          <para> The title of <emphasis>this</emphasis> article is
          &ldquo;<cite type="article">Test Document</cite>&rdquo;. </para>
          <para>Here's a program listing:</para> <listing id="l1"><![CDATA[ int
          main(int argc, char **argv) { if (argc < 1) { ... } int *i = &argc; ...
          ]]></listing> <indexterm startref="iterm" type="rangeend"/> <para>
          The program in <xref linkend="l1"/> is meaningless. </para>

Several changes made to the DTD in the course of making it XML compliant have had an impact on the document:

  • The indexterm has been moved out of the document title, where it was formerly allowed by inclusion.
  • A CDATA section has been added around the content of the listing, which used to have CDATA declared content.
  • The indexterm now uses XML empty-tag syntax. Note, however, that this element is no longer empty in the traditional SGML sense, it merely has no content. It was empty in the SGML document because the startref attribute was #CONREF.

There are a number of invisible changes as well, having to do with the fact that some content models have become more broad. These changes have no impact on document conversion but will have an impact on future authoring. In particular, the broader range of possibilities will have to be considered in stylesheets and other tools that process the documents.

Checking Your Work

The only way to be sure of your changes is to test them with a validating XML parser.
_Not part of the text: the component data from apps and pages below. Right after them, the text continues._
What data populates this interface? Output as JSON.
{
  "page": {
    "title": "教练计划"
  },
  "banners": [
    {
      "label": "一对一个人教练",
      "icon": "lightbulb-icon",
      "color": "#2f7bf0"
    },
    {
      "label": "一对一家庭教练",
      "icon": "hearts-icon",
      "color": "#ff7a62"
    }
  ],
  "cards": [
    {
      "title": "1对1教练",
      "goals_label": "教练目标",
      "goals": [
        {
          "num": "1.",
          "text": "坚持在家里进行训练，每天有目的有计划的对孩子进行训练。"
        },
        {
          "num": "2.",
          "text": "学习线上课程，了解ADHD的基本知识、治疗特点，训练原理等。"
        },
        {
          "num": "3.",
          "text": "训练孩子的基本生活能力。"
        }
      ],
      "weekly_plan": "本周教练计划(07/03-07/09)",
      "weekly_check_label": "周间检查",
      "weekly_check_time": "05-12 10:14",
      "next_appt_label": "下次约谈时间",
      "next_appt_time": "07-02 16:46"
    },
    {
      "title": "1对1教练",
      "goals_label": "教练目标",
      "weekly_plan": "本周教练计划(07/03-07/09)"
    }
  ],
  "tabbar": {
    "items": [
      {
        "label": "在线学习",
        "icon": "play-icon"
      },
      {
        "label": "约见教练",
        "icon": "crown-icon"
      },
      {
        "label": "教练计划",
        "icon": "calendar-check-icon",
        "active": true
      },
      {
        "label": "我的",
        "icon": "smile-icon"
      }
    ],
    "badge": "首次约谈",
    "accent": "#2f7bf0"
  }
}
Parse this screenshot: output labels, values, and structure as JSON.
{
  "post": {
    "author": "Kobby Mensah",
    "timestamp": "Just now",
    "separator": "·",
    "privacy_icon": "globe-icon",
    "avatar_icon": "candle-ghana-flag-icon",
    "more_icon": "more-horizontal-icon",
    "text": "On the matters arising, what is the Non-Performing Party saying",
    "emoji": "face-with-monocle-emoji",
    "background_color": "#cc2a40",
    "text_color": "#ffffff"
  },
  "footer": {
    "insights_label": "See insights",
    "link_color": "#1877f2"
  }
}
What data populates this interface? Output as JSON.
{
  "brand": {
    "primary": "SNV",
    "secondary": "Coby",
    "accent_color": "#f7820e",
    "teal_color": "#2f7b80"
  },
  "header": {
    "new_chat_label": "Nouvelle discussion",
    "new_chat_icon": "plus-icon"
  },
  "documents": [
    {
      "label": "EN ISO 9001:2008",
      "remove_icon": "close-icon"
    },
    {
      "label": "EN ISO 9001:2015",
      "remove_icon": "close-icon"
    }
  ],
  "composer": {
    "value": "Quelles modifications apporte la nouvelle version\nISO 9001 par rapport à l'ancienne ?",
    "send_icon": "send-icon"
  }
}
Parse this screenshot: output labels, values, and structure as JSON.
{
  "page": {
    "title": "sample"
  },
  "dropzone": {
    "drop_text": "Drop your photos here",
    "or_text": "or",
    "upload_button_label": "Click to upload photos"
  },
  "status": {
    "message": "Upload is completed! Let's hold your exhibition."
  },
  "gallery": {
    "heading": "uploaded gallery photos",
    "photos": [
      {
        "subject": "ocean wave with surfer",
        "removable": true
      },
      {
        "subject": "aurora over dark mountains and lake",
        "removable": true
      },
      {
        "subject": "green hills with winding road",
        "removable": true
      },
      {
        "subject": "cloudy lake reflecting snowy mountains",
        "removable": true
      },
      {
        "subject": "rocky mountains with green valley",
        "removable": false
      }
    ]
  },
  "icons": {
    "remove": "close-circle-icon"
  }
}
Two popular validating parsers are Tim Bray's Larval (a validating version of Lark) and DataChannel's DXP (a validating version of NXP). Recent versions of James Clark's SP also include some support for XML validation.

(The list of available XML tools is growing almost daily; watch for a list of other XML processors.)

Should I Do This?

That's a good question. Right now, there do not seem to be a lot of good reasons for converting DTDs from SGML to XML. If you've got a working SGML system, and you're primary motivation for converting to XML is web delivery, it may make more sense to simply translate your SGML documents into well-formed XML documents before publishing them. This allows you to maintain the benefits of your current investment while allowing you to take advantage of XML.

However, if you really need or want to switch your DTD to XML, another important question is how soon do you need to do it? The XML Schema discussion is just starting and within a couple of years we may have a complete DTD replacement for XML that includes equivalent support for some of the SGML features lost in XML DTDs and support for new features like proper data typing.


In most cases it is possible to convert your SGML DTDs to XML. It's likely that you're going to have to make a few changes and this may have an impact on your documents. Depending on your environment and your needs, it may make more sense to keep your existing system, at least until your XML Schemas are cooked well enough to evaluate.

Files Used in This Article

For your convenience, the files used in this article are available separately as straight text:

The SGML test document.
The XML test document.